Every line of the entries below that mentions "JSON" is to be copied out.

(Beginning of INPUT DATA)

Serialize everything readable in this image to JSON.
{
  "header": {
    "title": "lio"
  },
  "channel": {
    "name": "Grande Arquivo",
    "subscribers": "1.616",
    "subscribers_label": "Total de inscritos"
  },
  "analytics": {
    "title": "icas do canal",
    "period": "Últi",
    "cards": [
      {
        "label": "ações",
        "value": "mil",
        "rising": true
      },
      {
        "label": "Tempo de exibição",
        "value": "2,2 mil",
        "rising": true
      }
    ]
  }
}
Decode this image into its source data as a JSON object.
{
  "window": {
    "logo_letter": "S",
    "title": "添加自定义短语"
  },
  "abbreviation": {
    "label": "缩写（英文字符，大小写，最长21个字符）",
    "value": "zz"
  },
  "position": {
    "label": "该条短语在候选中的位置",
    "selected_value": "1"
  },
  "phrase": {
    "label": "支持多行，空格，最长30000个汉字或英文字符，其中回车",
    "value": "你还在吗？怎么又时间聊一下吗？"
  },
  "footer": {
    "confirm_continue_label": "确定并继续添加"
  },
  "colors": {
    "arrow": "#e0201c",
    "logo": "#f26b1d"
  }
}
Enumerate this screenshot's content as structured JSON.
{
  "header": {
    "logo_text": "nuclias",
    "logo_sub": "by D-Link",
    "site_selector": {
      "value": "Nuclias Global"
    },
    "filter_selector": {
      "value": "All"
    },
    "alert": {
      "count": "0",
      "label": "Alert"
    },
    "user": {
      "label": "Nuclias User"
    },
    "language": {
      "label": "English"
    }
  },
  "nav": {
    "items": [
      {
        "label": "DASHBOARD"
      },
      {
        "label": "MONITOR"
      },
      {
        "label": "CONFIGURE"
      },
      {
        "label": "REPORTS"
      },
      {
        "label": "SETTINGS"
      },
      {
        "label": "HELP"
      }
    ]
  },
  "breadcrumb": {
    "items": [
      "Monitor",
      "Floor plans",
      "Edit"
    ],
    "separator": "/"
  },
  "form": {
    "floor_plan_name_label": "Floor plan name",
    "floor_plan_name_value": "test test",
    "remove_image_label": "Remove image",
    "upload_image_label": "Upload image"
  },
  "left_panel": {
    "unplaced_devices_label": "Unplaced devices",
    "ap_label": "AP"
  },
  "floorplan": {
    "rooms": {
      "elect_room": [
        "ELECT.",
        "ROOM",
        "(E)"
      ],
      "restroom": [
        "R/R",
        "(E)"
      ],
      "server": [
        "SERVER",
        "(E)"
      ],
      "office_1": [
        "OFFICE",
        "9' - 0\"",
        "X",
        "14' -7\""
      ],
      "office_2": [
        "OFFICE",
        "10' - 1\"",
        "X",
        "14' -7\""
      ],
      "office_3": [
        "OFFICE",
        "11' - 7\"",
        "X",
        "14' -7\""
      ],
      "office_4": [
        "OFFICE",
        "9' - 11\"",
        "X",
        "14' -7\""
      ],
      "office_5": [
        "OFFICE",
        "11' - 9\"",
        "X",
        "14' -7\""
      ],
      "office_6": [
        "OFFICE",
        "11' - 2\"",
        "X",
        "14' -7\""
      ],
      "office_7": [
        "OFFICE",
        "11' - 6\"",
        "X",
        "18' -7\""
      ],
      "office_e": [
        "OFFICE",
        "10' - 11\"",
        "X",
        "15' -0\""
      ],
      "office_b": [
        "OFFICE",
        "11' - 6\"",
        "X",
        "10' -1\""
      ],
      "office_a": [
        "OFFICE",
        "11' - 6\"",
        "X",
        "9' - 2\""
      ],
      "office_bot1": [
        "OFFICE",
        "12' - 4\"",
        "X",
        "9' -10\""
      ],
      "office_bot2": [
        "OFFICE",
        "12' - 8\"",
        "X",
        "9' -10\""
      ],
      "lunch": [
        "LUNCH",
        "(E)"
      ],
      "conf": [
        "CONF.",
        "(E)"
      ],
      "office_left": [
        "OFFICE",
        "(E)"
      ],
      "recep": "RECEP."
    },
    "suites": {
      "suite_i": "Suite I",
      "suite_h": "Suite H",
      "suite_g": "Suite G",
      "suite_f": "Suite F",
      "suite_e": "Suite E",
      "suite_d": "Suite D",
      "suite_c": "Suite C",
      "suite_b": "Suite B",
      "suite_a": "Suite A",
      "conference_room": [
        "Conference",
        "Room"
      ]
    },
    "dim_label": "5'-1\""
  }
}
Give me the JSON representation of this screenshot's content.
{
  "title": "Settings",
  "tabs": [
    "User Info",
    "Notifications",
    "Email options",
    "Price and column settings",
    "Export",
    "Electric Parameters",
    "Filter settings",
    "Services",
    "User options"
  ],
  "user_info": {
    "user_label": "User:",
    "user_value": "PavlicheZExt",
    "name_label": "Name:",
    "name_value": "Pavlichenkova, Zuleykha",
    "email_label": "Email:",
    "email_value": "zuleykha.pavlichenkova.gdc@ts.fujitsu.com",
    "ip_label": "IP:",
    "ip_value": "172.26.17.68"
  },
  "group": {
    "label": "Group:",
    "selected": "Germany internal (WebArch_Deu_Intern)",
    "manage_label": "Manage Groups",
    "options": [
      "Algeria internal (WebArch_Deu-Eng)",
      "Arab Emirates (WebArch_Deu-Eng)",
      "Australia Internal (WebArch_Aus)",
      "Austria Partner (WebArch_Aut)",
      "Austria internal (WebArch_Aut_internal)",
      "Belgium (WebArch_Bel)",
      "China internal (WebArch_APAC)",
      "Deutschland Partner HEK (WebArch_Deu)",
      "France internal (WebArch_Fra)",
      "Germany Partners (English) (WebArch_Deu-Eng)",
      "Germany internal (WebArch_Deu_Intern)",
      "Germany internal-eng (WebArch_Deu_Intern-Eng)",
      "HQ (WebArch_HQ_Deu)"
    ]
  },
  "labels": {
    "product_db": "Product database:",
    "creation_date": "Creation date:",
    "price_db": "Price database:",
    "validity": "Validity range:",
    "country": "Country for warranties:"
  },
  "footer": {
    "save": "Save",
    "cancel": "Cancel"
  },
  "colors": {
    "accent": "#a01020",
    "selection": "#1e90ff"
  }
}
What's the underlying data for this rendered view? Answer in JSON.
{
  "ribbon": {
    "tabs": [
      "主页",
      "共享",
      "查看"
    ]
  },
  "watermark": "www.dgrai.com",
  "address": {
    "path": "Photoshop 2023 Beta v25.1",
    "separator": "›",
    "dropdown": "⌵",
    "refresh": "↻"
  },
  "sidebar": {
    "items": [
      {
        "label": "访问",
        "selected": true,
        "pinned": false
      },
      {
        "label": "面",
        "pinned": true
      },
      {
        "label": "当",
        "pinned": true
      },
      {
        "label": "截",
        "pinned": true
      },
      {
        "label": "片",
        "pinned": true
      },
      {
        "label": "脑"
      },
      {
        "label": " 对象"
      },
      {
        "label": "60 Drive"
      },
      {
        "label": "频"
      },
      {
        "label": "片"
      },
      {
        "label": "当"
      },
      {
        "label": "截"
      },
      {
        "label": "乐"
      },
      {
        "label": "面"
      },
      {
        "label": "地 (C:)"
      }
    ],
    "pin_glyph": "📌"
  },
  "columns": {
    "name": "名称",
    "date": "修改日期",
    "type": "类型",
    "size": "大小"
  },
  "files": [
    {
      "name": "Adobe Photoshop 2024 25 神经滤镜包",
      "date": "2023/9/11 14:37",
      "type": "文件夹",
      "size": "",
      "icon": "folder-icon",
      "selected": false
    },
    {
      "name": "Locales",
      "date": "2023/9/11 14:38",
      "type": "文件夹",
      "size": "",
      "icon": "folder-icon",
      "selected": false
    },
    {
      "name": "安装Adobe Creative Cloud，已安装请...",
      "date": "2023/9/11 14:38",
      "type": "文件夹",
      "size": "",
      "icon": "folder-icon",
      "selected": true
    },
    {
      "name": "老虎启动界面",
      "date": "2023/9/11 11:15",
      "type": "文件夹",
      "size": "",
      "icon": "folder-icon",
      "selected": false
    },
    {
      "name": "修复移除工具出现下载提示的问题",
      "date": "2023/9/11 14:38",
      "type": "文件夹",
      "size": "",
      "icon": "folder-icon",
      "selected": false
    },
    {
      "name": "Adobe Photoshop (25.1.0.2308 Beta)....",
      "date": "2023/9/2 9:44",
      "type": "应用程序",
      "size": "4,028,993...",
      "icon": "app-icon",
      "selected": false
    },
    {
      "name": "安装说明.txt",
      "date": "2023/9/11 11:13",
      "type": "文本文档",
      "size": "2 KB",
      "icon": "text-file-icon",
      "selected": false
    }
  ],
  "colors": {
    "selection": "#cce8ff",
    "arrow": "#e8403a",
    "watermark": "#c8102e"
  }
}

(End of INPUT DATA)

WORKED SOLUTION:
Serialize everything readable in this image to JSON.
Decode this image into its source data as a JSON object.
Enumerate this screenshot's content as structured JSON.
Give me the JSON representation of this screenshot's content.
What's the underlying data for this rendered view? Answer in JSON.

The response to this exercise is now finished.